Dataset rows describing interfaces
----
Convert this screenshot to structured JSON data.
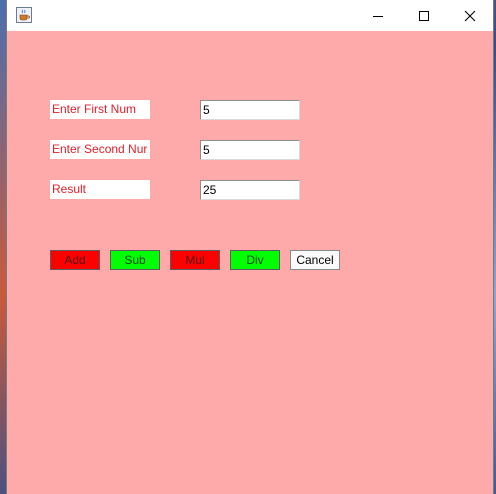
{
  "window": {
    "title": "",
    "app_icon": "java-cup-icon",
    "controls": {
      "minimize": "minimize-icon",
      "maximize": "maximize-icon",
      "close": "close-icon"
    },
    "background_color": "#ffaaaa"
  },
  "form": {
    "first": {
      "label": "Enter First Num",
      "value": "5"
    },
    "second": {
      "label": "Enter Second Nur",
      "value": "5"
    },
    "result": {
      "label": "Result",
      "value": "25"
    },
    "label_color": "#e0202a"
  },
  "buttons": {
    "add": {
      "label": "Add",
      "color": "#ff0000"
    },
    "sub": {
      "label": "Sub",
      "color": "#00ff00"
    },
    "mul": {
      "label": "Mul",
      "color": "#ff0000"
    },
    "div": {
      "label": "Div",
      "color": "#00ff00"
    },
    "cancel": {
      "label": "Cancel",
      "color": "#fbfbfb"
    }
  }
}
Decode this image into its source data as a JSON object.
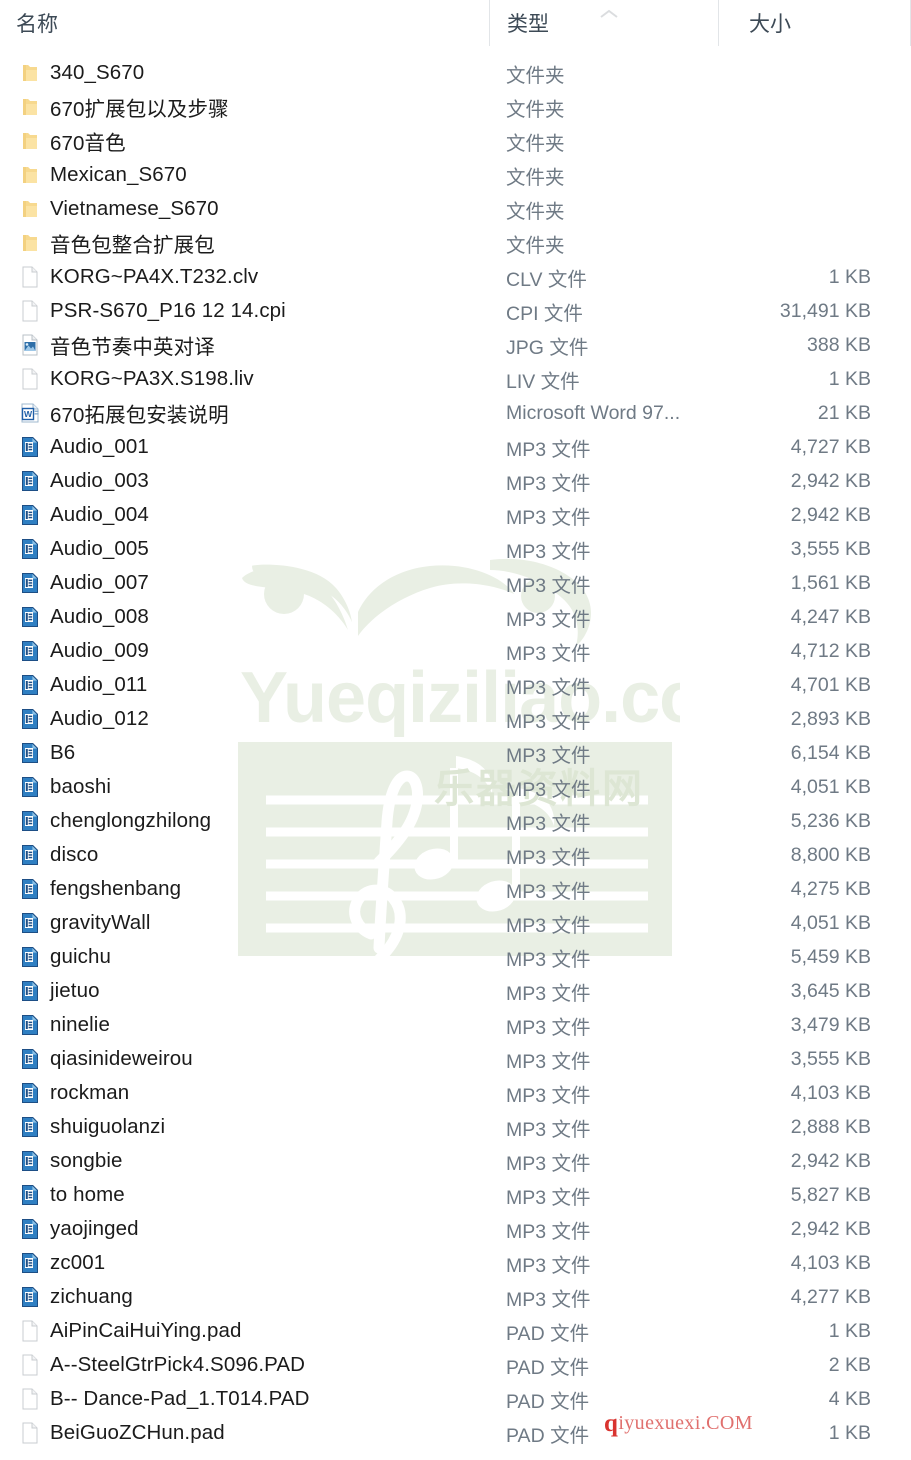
{
  "header": {
    "columns": [
      {
        "key": "name",
        "label": "名称"
      },
      {
        "key": "type",
        "label": "类型"
      },
      {
        "key": "size",
        "label": "大小"
      }
    ],
    "sort_indicator": "chevron-up-icon"
  },
  "watermark": {
    "center_text": "Yueqiziliao.com",
    "center_subtext": "乐器资料网",
    "bottom_prefix": "q",
    "bottom_text": "iyuexuexi.COM",
    "bottom_color": "#e0706e"
  },
  "rows": [
    {
      "icon": "folder-icon",
      "name": "340_S670",
      "type": "文件夹",
      "size": ""
    },
    {
      "icon": "folder-icon",
      "name": "670扩展包以及步骤",
      "type": "文件夹",
      "size": ""
    },
    {
      "icon": "folder-icon",
      "name": "670音色",
      "type": "文件夹",
      "size": ""
    },
    {
      "icon": "folder-icon",
      "name": "Mexican_S670",
      "type": "文件夹",
      "size": ""
    },
    {
      "icon": "folder-icon",
      "name": "Vietnamese_S670",
      "type": "文件夹",
      "size": ""
    },
    {
      "icon": "folder-icon",
      "name": "音色包整合扩展包",
      "type": "文件夹",
      "size": ""
    },
    {
      "icon": "generic-file-icon",
      "name": "KORG~PA4X.T232.clv",
      "type": "CLV 文件",
      "size": "1 KB"
    },
    {
      "icon": "generic-file-icon",
      "name": "PSR-S670_P16 12 14.cpi",
      "type": "CPI 文件",
      "size": "31,491 KB"
    },
    {
      "icon": "image-file-icon",
      "name": "音色节奏中英对译",
      "type": "JPG 文件",
      "size": "388 KB"
    },
    {
      "icon": "generic-file-icon",
      "name": "KORG~PA3X.S198.liv",
      "type": "LIV 文件",
      "size": "1 KB"
    },
    {
      "icon": "word-file-icon",
      "name": "670拓展包安装说明",
      "type": "Microsoft Word 97...",
      "size": "21 KB"
    },
    {
      "icon": "media-file-icon",
      "name": "Audio_001",
      "type": "MP3 文件",
      "size": "4,727 KB"
    },
    {
      "icon": "media-file-icon",
      "name": "Audio_003",
      "type": "MP3 文件",
      "size": "2,942 KB"
    },
    {
      "icon": "media-file-icon",
      "name": "Audio_004",
      "type": "MP3 文件",
      "size": "2,942 KB"
    },
    {
      "icon": "media-file-icon",
      "name": "Audio_005",
      "type": "MP3 文件",
      "size": "3,555 KB"
    },
    {
      "icon": "media-file-icon",
      "name": "Audio_007",
      "type": "MP3 文件",
      "size": "1,561 KB"
    },
    {
      "icon": "media-file-icon",
      "name": "Audio_008",
      "type": "MP3 文件",
      "size": "4,247 KB"
    },
    {
      "icon": "media-file-icon",
      "name": "Audio_009",
      "type": "MP3 文件",
      "size": "4,712 KB"
    },
    {
      "icon": "media-file-icon",
      "name": "Audio_011",
      "type": "MP3 文件",
      "size": "4,701 KB"
    },
    {
      "icon": "media-file-icon",
      "name": "Audio_012",
      "type": "MP3 文件",
      "size": "2,893 KB"
    },
    {
      "icon": "media-file-icon",
      "name": "B6",
      "type": "MP3 文件",
      "size": "6,154 KB"
    },
    {
      "icon": "media-file-icon",
      "name": "baoshi",
      "type": "MP3 文件",
      "size": "4,051 KB"
    },
    {
      "icon": "media-file-icon",
      "name": "chenglongzhilong",
      "type": "MP3 文件",
      "size": "5,236 KB"
    },
    {
      "icon": "media-file-icon",
      "name": "disco",
      "type": "MP3 文件",
      "size": "8,800 KB"
    },
    {
      "icon": "media-file-icon",
      "name": "fengshenbang",
      "type": "MP3 文件",
      "size": "4,275 KB"
    },
    {
      "icon": "media-file-icon",
      "name": "gravityWall",
      "type": "MP3 文件",
      "size": "4,051 KB"
    },
    {
      "icon": "media-file-icon",
      "name": "guichu",
      "type": "MP3 文件",
      "size": "5,459 KB"
    },
    {
      "icon": "media-file-icon",
      "name": "jietuo",
      "type": "MP3 文件",
      "size": "3,645 KB"
    },
    {
      "icon": "media-file-icon",
      "name": "ninelie",
      "type": "MP3 文件",
      "size": "3,479 KB"
    },
    {
      "icon": "media-file-icon",
      "name": "qiasinideweirou",
      "type": "MP3 文件",
      "size": "3,555 KB"
    },
    {
      "icon": "media-file-icon",
      "name": "rockman",
      "type": "MP3 文件",
      "size": "4,103 KB"
    },
    {
      "icon": "media-file-icon",
      "name": "shuiguolanzi",
      "type": "MP3 文件",
      "size": "2,888 KB"
    },
    {
      "icon": "media-file-icon",
      "name": "songbie",
      "type": "MP3 文件",
      "size": "2,942 KB"
    },
    {
      "icon": "media-file-icon",
      "name": "to home",
      "type": "MP3 文件",
      "size": "5,827 KB"
    },
    {
      "icon": "media-file-icon",
      "name": "yaojinged",
      "type": "MP3 文件",
      "size": "2,942 KB"
    },
    {
      "icon": "media-file-icon",
      "name": "zc001",
      "type": "MP3 文件",
      "size": "4,103 KB"
    },
    {
      "icon": "media-file-icon",
      "name": "zichuang",
      "type": "MP3 文件",
      "size": "4,277 KB"
    },
    {
      "icon": "generic-file-icon",
      "name": "AiPinCaiHuiYing.pad",
      "type": "PAD 文件",
      "size": "1 KB"
    },
    {
      "icon": "generic-file-icon",
      "name": "A--SteelGtrPick4.S096.PAD",
      "type": "PAD 文件",
      "size": "2 KB"
    },
    {
      "icon": "generic-file-icon",
      "name": "B-- Dance-Pad_1.T014.PAD",
      "type": "PAD 文件",
      "size": "4 KB"
    },
    {
      "icon": "generic-file-icon",
      "name": "BeiGuoZCHun.pad",
      "type": "PAD 文件",
      "size": "1 KB"
    }
  ]
}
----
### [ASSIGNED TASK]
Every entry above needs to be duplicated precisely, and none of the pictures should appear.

### [EXERCISE OUTPUT]
Convert this screenshot to structured JSON data.
{
  "window": {
    "title": "",
    "app_icon": "java-cup-icon",
    "controls": {
      "minimize": "minimize-icon",
      "maximize": "maximize-icon",
      "close": "close-icon"
    },
    "background_color": "#ffaaaa"
  },
  "form": {
    "first": {
      "label": "Enter First Num",
      "value": "5"
    },
    "second": {
      "label": "Enter Second Nur",
      "value": "5"
    },
    "result": {
      "label": "Result",
      "value": "25"
    },
    "label_color": "#e0202a"
  },
  "buttons": {
    "add": {
      "label": "Add",
      "color": "#ff0000"
    },
    "sub": {
      "label": "Sub",
      "color": "#00ff00"
    },
    "mul": {
      "label": "Mul",
      "color": "#ff0000"
    },
    "div": {
      "label": "Div",
      "color": "#00ff00"
    },
    "cancel": {
      "label": "Cancel",
      "color": "#fbfbfb"
    }
  }
}
Decode this image into its source data as a JSON object.
{
  "header": {
    "columns": [
      {
        "key": "name",
        "label": "名称"
      },
      {
        "key": "type",
        "label": "类型"
      },
      {
        "key": "size",
        "label": "大小"
      }
    ],
    "sort_indicator": "chevron-up-icon"
  },
  "watermark": {
    "center_text": "Yueqiziliao.com",
    "center_subtext": "乐器资料网",
    "bottom_prefix": "q",
    "bottom_text": "iyuexuexi.COM",
    "bottom_color": "#e0706e"
  },
  "rows": [
    {
      "icon": "folder-icon",
      "name": "340_S670",
      "type": "文件夹",
      "size": ""
    },
    {
      "icon": "folder-icon",
      "name": "670扩展包以及步骤",
      "type": "文件夹",
      "size": ""
    },
    {
      "icon": "folder-icon",
      "name": "670音色",
      "type": "文件夹",
      "size": ""
    },
    {
      "icon": "folder-icon",
      "name": "Mexican_S670",
      "type": "文件夹",
      "size": ""
    },
    {
      "icon": "folder-icon",
      "name": "Vietnamese_S670",
      "type": "文件夹",
      "size": ""
    },
    {
      "icon": "folder-icon",
      "name": "音色包整合扩展包",
      "type": "文件夹",
      "size": ""
    },
    {
      "icon": "generic-file-icon",
      "name": "KORG~PA4X.T232.clv",
      "type": "CLV 文件",
      "size": "1 KB"
    },
    {
      "icon": "generic-file-icon",
      "name": "PSR-S670_P16 12 14.cpi",
      "type": "CPI 文件",
      "size": "31,491 KB"
    },
    {
      "icon": "image-file-icon",
      "name": "音色节奏中英对译",
      "type": "JPG 文件",
      "size": "388 KB"
    },
    {
      "icon": "generic-file-icon",
      "name": "KORG~PA3X.S198.liv",
      "type": "LIV 文件",
      "size": "1 KB"
    },
    {
      "icon": "word-file-icon",
      "name": "670拓展包安装说明",
      "type": "Microsoft Word 97...",
      "size": "21 KB"
    },
    {
      "icon": "media-file-icon",
      "name": "Audio_001",
      "type": "MP3 文件",
      "size": "4,727 KB"
    },
    {
      "icon": "media-file-icon",
      "name": "Audio_003",
      "type": "MP3 文件",
      "size": "2,942 KB"
    },
    {
      "icon": "media-file-icon",
      "name": "Audio_004",
      "type": "MP3 文件",
      "size": "2,942 KB"
    },
    {
      "icon": "media-file-icon",
      "name": "Audio_005",
      "type": "MP3 文件",
      "size": "3,555 KB"
    },
    {
      "icon": "media-file-icon",
      "name": "Audio_007",
      "type": "MP3 文件",
      "size": "1,561 KB"
    },
    {
      "icon": "media-file-icon",
      "name": "Audio_008",
      "type": "MP3 文件",
      "size": "4,247 KB"
    },
    {
      "icon": "media-file-icon",
      "name": "Audio_009",
      "type": "MP3 文件",
      "size": "4,712 KB"
    },
    {
      "icon": "media-file-icon",
      "name": "Audio_011",
      "type": "MP3 文件",
      "size": "4,701 KB"
    },
    {
      "icon": "media-file-icon",
      "name": "Audio_012",
      "type": "MP3 文件",
      "size": "2,893 KB"
    },
    {
      "icon": "media-file-icon",
      "name": "B6",
      "type": "MP3 文件",
      "size": "6,154 KB"
    },
    {
      "icon": "media-file-icon",
      "name": "baoshi",
      "type": "MP3 文件",
      "size": "4,051 KB"
    },
    {
      "icon": "media-file-icon",
      "name": "chenglongzhilong",
      "type": "MP3 文件",
      "size": "5,236 KB"
    },
    {
      "icon": "media-file-icon",
      "name": "disco",
      "type": "MP3 文件",
      "size": "8,800 KB"
    },
    {
      "icon": "media-file-icon",
      "name": "fengshenbang",
      "type": "MP3 文件",
      "size": "4,275 KB"
    },
    {
      "icon": "media-file-icon",
      "name": "gravityWall",
      "type": "MP3 文件",
      "size": "4,051 KB"
    },
    {
      "icon": "media-file-icon",
      "name": "guichu",
      "type": "MP3 文件",
      "size": "5,459 KB"
    },
    {
      "icon": "media-file-icon",
      "name": "jietuo",
      "type": "MP3 文件",
      "size": "3,645 KB"
    },
    {
      "icon": "media-file-icon",
      "name": "ninelie",
      "type": "MP3 文件",
      "size": "3,479 KB"
    },
    {
      "icon": "media-file-icon",
      "name": "qiasinideweirou",
      "type": "MP3 文件",
      "size": "3,555 KB"
    },
    {
      "icon": "media-file-icon",
      "name": "rockman",
      "type": "MP3 文件",
      "size": "4,103 KB"
    },
    {
      "icon": "media-file-icon",
      "name": "shuiguolanzi",
      "type": "MP3 文件",
      "size": "2,888 KB"
    },
    {
      "icon": "media-file-icon",
      "name": "songbie",
      "type": "MP3 文件",
      "size": "2,942 KB"
    },
    {
      "icon": "media-file-icon",
      "name": "to home",
      "type": "MP3 文件",
      "size": "5,827 KB"
    },
    {
      "icon": "media-file-icon",
      "name": "yaojinged",
      "type": "MP3 文件",
      "size": "2,942 KB"
    },
    {
      "icon": "media-file-icon",
      "name": "zc001",
      "type": "MP3 文件",
      "size": "4,103 KB"
    },
    {
      "icon": "media-file-icon",
      "name": "zichuang",
      "type": "MP3 文件",
      "size": "4,277 KB"
    },
    {
      "icon": "generic-file-icon",
      "name": "AiPinCaiHuiYing.pad",
      "type": "PAD 文件",
      "size": "1 KB"
    },
    {
      "icon": "generic-file-icon",
      "name": "A--SteelGtrPick4.S096.PAD",
      "type": "PAD 文件",
      "size": "2 KB"
    },
    {
      "icon": "generic-file-icon",
      "name": "B-- Dance-Pad_1.T014.PAD",
      "type": "PAD 文件",
      "size": "4 KB"
    },
    {
      "icon": "generic-file-icon",
      "name": "BeiGuoZCHun.pad",
      "type": "PAD 文件",
      "size": "1 KB"
    }
  ]
}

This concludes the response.